This study will investigate neurobiological and psychological effects of psilocybin-assisted therapy in people with major depressive disorder. The primary hypothesis is that psilocybin administered in a therapeutic context will result in neuroplastic changes that parallel improvement in symptoms of depression.

2018 is bringing new opportunities for Heffter's research mission.  As the FDA Phase 3 work on psilocybin-assisted therapy for depression proceeds at the Usona Institute, Heffter is moving forward with its agenda to support research to test psilocybin's healing potential for other conditions, such as addictions, eating disorders, and Alzheimer's disease.

The work ahead is only possible because of the decades of work by scientists and supporters alike who are dedicated to psychedelic research and have been working together to bring a dream into reality.

We note that along with MAPS, the Beckley Foundation, and others, the Heffter Institute endorses the statement on open science initiated by Bob Jesse.  You can read the statement here: Statement on Open Science and Open Praxis. The statement affirms a continuing commitment to our nonprofit status.

Recently there has been increased interest in microdosing LSD, that is, using doses of LSD that are not psychoactive (typically 10 micrograms).  A standard recommendation is microdosing every three days. The basic idea derives from earlier studies of psychoactive doses of LSD or other psychedelics...

With Phase 2 studies on cancer-related depression and anxiety now complete, Heffter is excited to investigate other conditions that might be successfully treated with psilocybin.

Drawing on the scientific expertise and longstanding partnership of the world’s leading investigators of psychedelics, Heffter mentors the next generation of psilocybin researchers and therapists, vets new approaches, supports proof-of-concept studies, and gathers the evidence base for therapeutic treatments that, pending FDA approval, will be available to patients in need.

2016 has been a watershed year for the Heffter Research Institute and its programs! We believe that our work is contributing to what we hope will be a paradigm shift in the way that many psychiatric and addictive disorders are treated. We hope you enjoy...

Study findings published Thursday by Johns Hopkins and New York University School of Medicine researchers indicate psychotherapy fueled by a hallucinogenic called psilocybin, the active ingredient in the mind-altering drug known as magic mushrooms, could reduce psychological illness and distress among patients with life-threatening diagnoses....

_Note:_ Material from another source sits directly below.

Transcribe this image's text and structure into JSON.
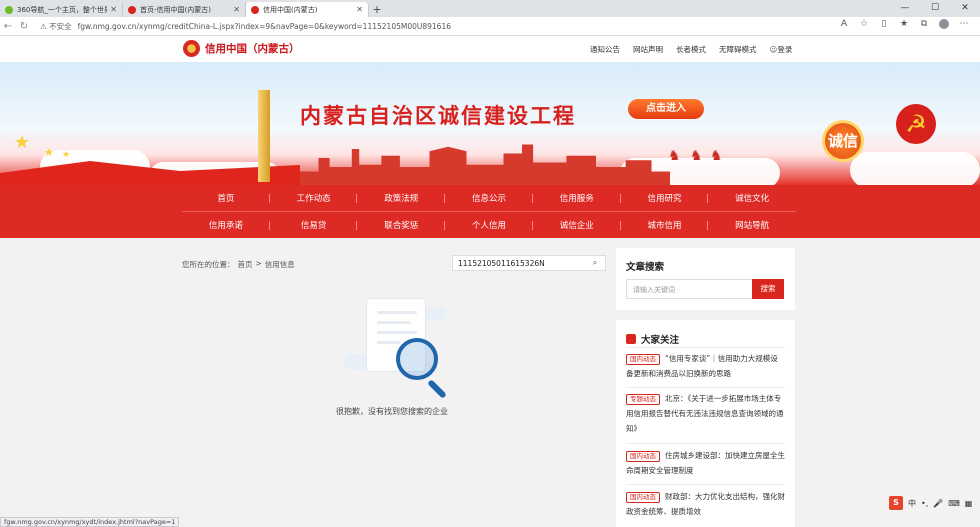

Two randomized controlled trials published today in The Journal of Psychopharmacology report unprecedented findings on the use of psilocybin to dramatically reduce anxiety, depression and existential distress in cancer patients.

These two studies — reviewed and funded by the Heffter Research Institute and conducted by the NYU School of Medicine and Johns Hopkins University — showed that a single dose of psilocybin, in conjunction with psychotherapy, produced rapid, robust and enduring (for more than six months) antianxiety and antidepressant effects in patients with life-threatening cancer diagnoses.

“These findings, the most profound to date in the medical use of psilocybin, indicate it could be more effective at treating serious psychiatric diseases than traditional pharmaceutical approaches, and without having to take a medication every day,” said Heffter Medical Director George Greer.